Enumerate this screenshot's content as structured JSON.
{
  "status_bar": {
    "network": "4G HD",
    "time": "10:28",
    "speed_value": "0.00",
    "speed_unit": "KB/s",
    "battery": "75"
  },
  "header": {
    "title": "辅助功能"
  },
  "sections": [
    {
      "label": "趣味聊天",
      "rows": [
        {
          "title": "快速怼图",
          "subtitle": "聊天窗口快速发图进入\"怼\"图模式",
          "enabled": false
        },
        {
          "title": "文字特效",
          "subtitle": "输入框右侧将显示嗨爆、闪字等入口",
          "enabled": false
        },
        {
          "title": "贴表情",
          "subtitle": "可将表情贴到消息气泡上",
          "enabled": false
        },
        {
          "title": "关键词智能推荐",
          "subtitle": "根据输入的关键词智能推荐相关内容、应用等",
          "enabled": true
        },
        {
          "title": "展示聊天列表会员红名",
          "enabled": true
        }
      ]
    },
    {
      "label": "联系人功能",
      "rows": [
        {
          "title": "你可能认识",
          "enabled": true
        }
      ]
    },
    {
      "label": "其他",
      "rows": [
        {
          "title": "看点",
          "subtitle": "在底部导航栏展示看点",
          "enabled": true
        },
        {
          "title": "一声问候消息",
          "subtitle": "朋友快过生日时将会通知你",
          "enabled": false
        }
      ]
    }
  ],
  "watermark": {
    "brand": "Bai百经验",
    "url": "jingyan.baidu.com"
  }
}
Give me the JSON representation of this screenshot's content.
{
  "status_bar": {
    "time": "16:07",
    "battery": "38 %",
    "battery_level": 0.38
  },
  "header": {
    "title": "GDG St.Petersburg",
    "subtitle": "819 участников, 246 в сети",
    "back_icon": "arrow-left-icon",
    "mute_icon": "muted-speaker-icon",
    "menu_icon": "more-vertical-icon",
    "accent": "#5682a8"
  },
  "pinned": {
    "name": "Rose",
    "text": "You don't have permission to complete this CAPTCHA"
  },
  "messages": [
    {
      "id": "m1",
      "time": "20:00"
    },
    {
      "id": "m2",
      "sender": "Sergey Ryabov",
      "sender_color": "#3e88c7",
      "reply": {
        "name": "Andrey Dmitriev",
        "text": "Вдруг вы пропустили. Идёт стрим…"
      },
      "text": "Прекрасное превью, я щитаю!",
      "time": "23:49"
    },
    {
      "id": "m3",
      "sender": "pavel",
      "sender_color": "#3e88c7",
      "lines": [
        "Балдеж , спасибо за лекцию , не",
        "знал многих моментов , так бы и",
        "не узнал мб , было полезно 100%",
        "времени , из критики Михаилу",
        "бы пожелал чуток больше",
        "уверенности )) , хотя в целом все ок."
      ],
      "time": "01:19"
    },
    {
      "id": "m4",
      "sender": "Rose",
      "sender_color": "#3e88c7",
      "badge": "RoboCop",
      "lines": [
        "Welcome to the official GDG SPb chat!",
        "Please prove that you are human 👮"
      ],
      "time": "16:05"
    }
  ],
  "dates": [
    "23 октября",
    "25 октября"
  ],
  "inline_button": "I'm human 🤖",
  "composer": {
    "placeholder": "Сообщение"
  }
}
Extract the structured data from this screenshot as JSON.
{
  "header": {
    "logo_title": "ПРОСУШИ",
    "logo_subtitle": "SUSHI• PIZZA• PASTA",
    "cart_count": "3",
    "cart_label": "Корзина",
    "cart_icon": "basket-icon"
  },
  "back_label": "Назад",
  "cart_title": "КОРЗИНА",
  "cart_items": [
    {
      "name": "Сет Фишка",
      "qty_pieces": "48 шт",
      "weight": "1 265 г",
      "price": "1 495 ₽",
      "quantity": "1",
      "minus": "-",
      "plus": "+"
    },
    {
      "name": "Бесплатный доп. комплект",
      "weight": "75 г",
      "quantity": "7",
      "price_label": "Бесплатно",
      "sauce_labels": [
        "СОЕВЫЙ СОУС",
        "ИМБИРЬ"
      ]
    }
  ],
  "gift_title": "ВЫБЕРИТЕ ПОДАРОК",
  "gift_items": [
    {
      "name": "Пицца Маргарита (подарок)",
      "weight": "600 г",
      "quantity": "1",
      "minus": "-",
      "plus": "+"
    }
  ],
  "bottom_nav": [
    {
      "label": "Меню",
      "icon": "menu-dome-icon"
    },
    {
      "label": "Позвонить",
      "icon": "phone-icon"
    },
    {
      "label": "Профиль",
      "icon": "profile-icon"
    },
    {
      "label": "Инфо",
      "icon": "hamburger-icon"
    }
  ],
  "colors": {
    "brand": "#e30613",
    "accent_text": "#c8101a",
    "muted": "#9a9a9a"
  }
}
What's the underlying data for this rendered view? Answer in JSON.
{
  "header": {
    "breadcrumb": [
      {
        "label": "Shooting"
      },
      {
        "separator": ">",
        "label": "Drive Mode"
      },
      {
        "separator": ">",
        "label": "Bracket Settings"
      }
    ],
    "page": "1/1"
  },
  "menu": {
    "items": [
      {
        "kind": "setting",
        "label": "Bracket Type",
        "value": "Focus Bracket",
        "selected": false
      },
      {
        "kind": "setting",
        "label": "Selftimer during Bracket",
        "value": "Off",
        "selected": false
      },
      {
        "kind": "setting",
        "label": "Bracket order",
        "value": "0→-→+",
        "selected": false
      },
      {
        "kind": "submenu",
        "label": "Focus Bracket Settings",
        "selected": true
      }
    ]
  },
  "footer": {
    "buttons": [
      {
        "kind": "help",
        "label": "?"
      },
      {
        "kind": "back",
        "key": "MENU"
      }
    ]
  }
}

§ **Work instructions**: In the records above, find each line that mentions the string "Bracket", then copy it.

§ **Task result**:
        "label": "Bracket Settings"
        "label": "Bracket Type",
        "value": "Focus Bracket",
        "label": "Selftimer during Bracket",
        "label": "Bracket order",
        "label": "Focus Bracket Settings",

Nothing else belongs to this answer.